It was pretty wild...I was living in Madison, WI and was on Tinder (a dating app). I swiped right on a guy and who said he was from Boulder, CO but was back in Wisconsin. He had just finished the PCT and told me about it. I had no idea it existed. At this point I was sober and in recovery - I was doing a bunch of trail running and that was really my only form of therapy at the time.
I’m sure you’ve had this at some point in your life...my heart was being tugged. I couldn’t rationalize it. My family and friends were questioning me...I didn’t care and I just wanted to go.
Wow! So you literally just went ahead and decided then and there that you were going to conquer the PCT.
Don’t think twice - just go ahead and do it! Honestly that’s the best advice that I would give to anyone! I did a year of prep and research, but you just gotta go and see for yourself.
How long were you out there?
The PCT is 2,650 miles spanning from Mexico to Canada. It goes through California, Oregon and Washington. I was out there for 5.5 months - just straight-up-backpacking and walking. You do a lot of walking.
Was it all blue skies and beautiful fields of wildflowers?
Hahaha of course not! The journey was all incredible highs and lows. You’re walking every day for 5.5 months. You’re stripped so raw. You get to the core of yourself.
I certainly had some terrible days - the one thing they say is that long distance hiking is 70% mental. I definitely agree with that statement. You’re out there alone. Sure, you meet hundreds of other hikers out there. But essentially you’re alone, and stuck with your thoughts and things surface without you wanting them to.
You also meet the most beautiful people in their most authentic, raw nature. You’re out there in dirty clothes, not having showered. You smell bad. You look bad. There’s minimal distractions. It’s really the best way to get to know someone haha.
Damn, you’re making me want to go backpacking. You should write a book!
I am writing a book! Denver has an awesome writer’s community called Lighthouse Writers Workshop. Because of my mom’s passing I had to finish the PCT short, so I went back last August (2019) and hiked the remaining miles. When I came back to Denver I started taking writing classes because I knew I wanted to write a book. It’ll be a long process but worth it.

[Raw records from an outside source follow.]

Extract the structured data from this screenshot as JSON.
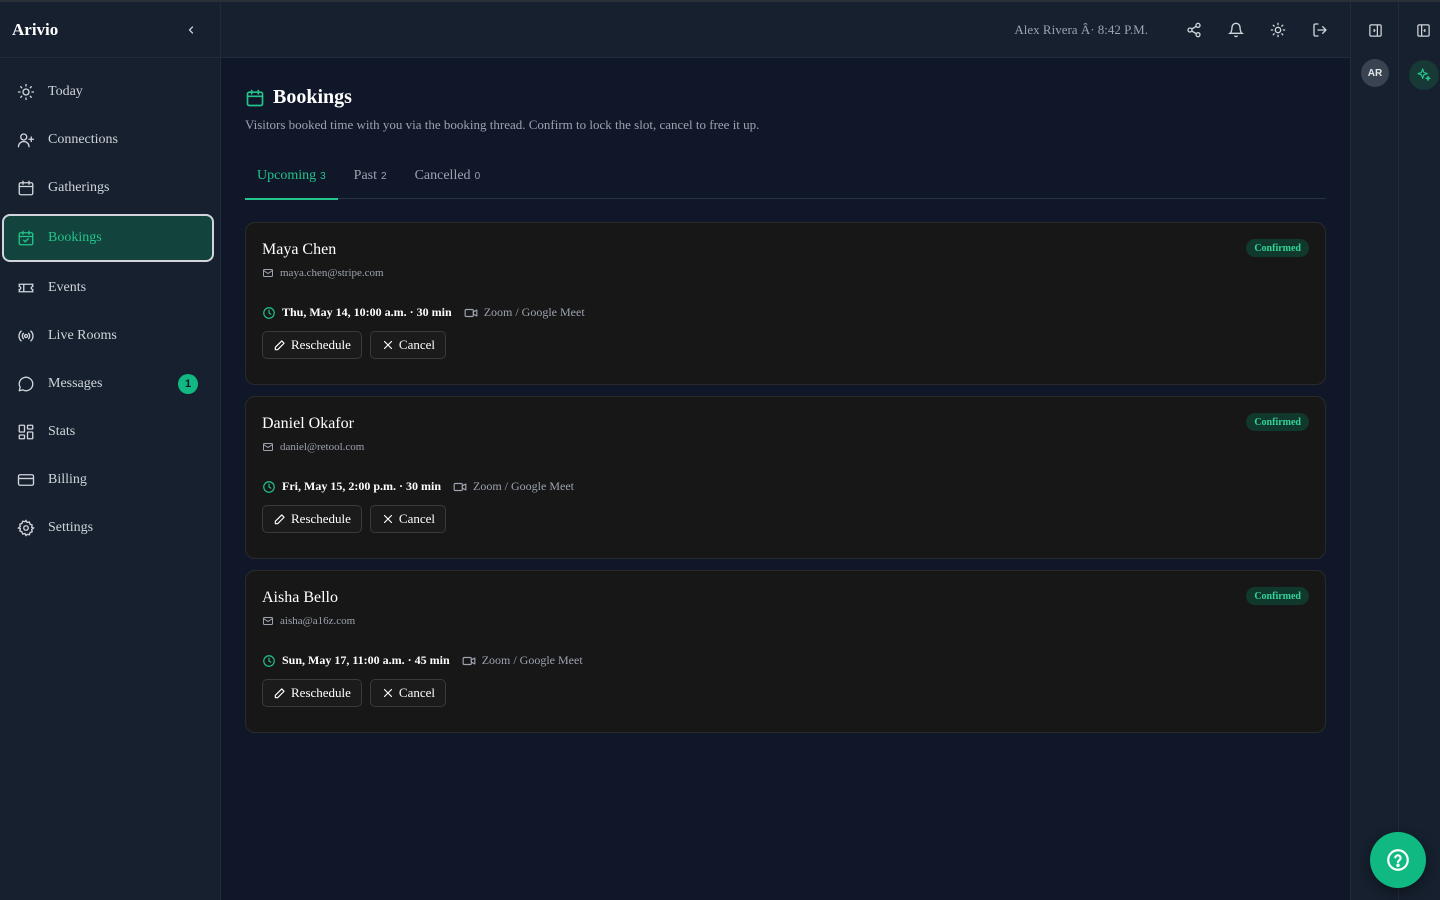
{
  "app": {
    "brand": "Arivio"
  },
  "sidebar": {
    "items": [
      {
        "label": "Today",
        "icon": "sun-icon"
      },
      {
        "label": "Connections",
        "icon": "user-plus-icon"
      },
      {
        "label": "Gatherings",
        "icon": "calendar-icon"
      },
      {
        "label": "Bookings",
        "icon": "calendar-check-icon",
        "active": true
      },
      {
        "label": "Events",
        "icon": "ticket-icon"
      },
      {
        "label": "Live Rooms",
        "icon": "broadcast-icon"
      },
      {
        "label": "Messages",
        "icon": "chat-bubble-icon",
        "badge": "1"
      },
      {
        "label": "Stats",
        "icon": "grid-icon"
      },
      {
        "label": "Billing",
        "icon": "credit-card-icon"
      },
      {
        "label": "Settings",
        "icon": "gear-icon"
      }
    ]
  },
  "topbar": {
    "user_info": "Alex Rivera Â· 8:42 P.M."
  },
  "rail": {
    "avatar_initials": "AR"
  },
  "page": {
    "title": "Bookings",
    "subtitle": "Visitors booked time with you via the booking thread. Confirm to lock the slot, cancel to free it up."
  },
  "tabs": [
    {
      "label": "Upcoming",
      "count": "3",
      "active": true
    },
    {
      "label": "Past",
      "count": "2"
    },
    {
      "label": "Cancelled",
      "count": "0"
    }
  ],
  "bookings": [
    {
      "name": "Maya Chen",
      "email": "maya.chen@stripe.com",
      "status": "Confirmed",
      "time": "Thu, May 14, 10:00 a.m. · 30 min",
      "location": "Zoom / Google Meet",
      "reschedule_label": "Reschedule",
      "cancel_label": "Cancel"
    },
    {
      "name": "Daniel Okafor",
      "email": "daniel@retool.com",
      "status": "Confirmed",
      "time": "Fri, May 15, 2:00 p.m. · 30 min",
      "location": "Zoom / Google Meet",
      "reschedule_label": "Reschedule",
      "cancel_label": "Cancel"
    },
    {
      "name": "Aisha Bello",
      "email": "aisha@a16z.com",
      "status": "Confirmed",
      "time": "Sun, May 17, 11:00 a.m. · 45 min",
      "location": "Zoom / Google Meet",
      "reschedule_label": "Reschedule",
      "cancel_label": "Cancel"
    }
  ],
  "colors": {
    "accent": "#22c58b",
    "background": "#0f1729",
    "card": "#171717",
    "sidebar": "#16202e"
  }
}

So this overlaps with your journalism degree.
Yeah I couldn’t be more stoked. I just have this calling to write. I’ve always wanted to write and be an author. In your 20s you’re always learning and experiencing constant lessons. I regretted not applying myself to writing then and I felt it was pretty competitive and that I wasn’t good enough. The PCT instilled the confidence in me - fuck it I can do anything!

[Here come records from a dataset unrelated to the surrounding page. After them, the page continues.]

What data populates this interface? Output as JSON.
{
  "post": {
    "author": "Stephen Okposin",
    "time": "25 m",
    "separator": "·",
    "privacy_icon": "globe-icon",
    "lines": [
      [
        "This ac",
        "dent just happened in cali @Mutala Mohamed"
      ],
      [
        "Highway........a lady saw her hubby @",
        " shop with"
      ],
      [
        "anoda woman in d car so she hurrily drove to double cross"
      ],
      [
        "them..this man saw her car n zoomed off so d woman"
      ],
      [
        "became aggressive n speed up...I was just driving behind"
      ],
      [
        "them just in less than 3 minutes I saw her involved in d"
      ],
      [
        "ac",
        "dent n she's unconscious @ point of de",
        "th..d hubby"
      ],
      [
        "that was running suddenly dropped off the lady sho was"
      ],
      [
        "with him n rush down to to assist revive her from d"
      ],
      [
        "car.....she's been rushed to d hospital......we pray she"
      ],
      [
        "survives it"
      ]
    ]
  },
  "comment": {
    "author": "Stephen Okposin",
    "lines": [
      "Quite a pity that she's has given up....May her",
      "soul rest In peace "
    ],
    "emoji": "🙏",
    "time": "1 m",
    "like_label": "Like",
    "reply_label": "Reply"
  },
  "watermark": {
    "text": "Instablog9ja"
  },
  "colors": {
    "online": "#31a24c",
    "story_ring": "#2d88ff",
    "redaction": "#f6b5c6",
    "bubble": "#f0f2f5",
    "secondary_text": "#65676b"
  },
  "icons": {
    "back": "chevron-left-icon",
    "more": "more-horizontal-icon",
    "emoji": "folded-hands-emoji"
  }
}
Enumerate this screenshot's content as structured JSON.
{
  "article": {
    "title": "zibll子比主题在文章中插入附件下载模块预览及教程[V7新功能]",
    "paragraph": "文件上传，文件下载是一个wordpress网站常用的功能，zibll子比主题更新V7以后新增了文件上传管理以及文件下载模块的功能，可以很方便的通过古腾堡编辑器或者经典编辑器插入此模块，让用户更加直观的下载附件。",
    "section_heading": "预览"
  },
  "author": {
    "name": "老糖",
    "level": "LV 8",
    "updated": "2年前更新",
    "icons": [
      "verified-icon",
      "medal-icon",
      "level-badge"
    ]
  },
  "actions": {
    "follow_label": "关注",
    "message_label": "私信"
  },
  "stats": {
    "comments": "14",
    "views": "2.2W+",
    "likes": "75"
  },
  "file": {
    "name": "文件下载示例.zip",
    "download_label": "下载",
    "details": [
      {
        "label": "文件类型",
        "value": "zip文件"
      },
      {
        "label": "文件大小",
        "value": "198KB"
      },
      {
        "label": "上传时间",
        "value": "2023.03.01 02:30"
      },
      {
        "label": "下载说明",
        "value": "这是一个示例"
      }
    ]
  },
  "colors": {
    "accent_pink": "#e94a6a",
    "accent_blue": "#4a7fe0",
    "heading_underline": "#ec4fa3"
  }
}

So I know you by virtue of us working in coffee. Why coffee?
In high school my mom drank coffee. She’s the only one in our family and always made it in the morning. She would give me leftovers and I would take a cup to school. I just have a niche for being friendly to people and customer service is natural. I love interacting with people.
My friend Alex put me in touch with Jeff, owner of Blue Sparrow, a coffee shop in Denver, CO. I was going to apply to a coffee shop anyway and the rest is history! I don’t drink alcohol anymore and there’s something about a warm cup of coffee in my hand that brings me comfort.
You might not know this but I’ve introduced Strava to so many people. It brings me great joy when someone can not only have a delicious coffee in their hands, but that it’s made with love and it serves so many people along the way.
I love everything that coffee represents - every piece of it. Whereas with alcohol you’re just getting people hammered. Just letting people drown in their sorrow. At least that’s the way I look at it. This way I feel like I’m bringing joy to people. How cool is it that I can serve a community of people in such a special way.
As you know I got into the coffee buying at Blue Sparrow - I’m just stoked to learn more. I want to evolve. Coffee and the people in Denver bring me so much joy.
Well we’re stoked to be able to work with you and the rest of the Blue Sparrow crew! Thanks for taking the time to chat - your story is truly incredible.
Of course! We hope to reopen soon - all of us are eager to get back at serving our community. Thanks for reaching out!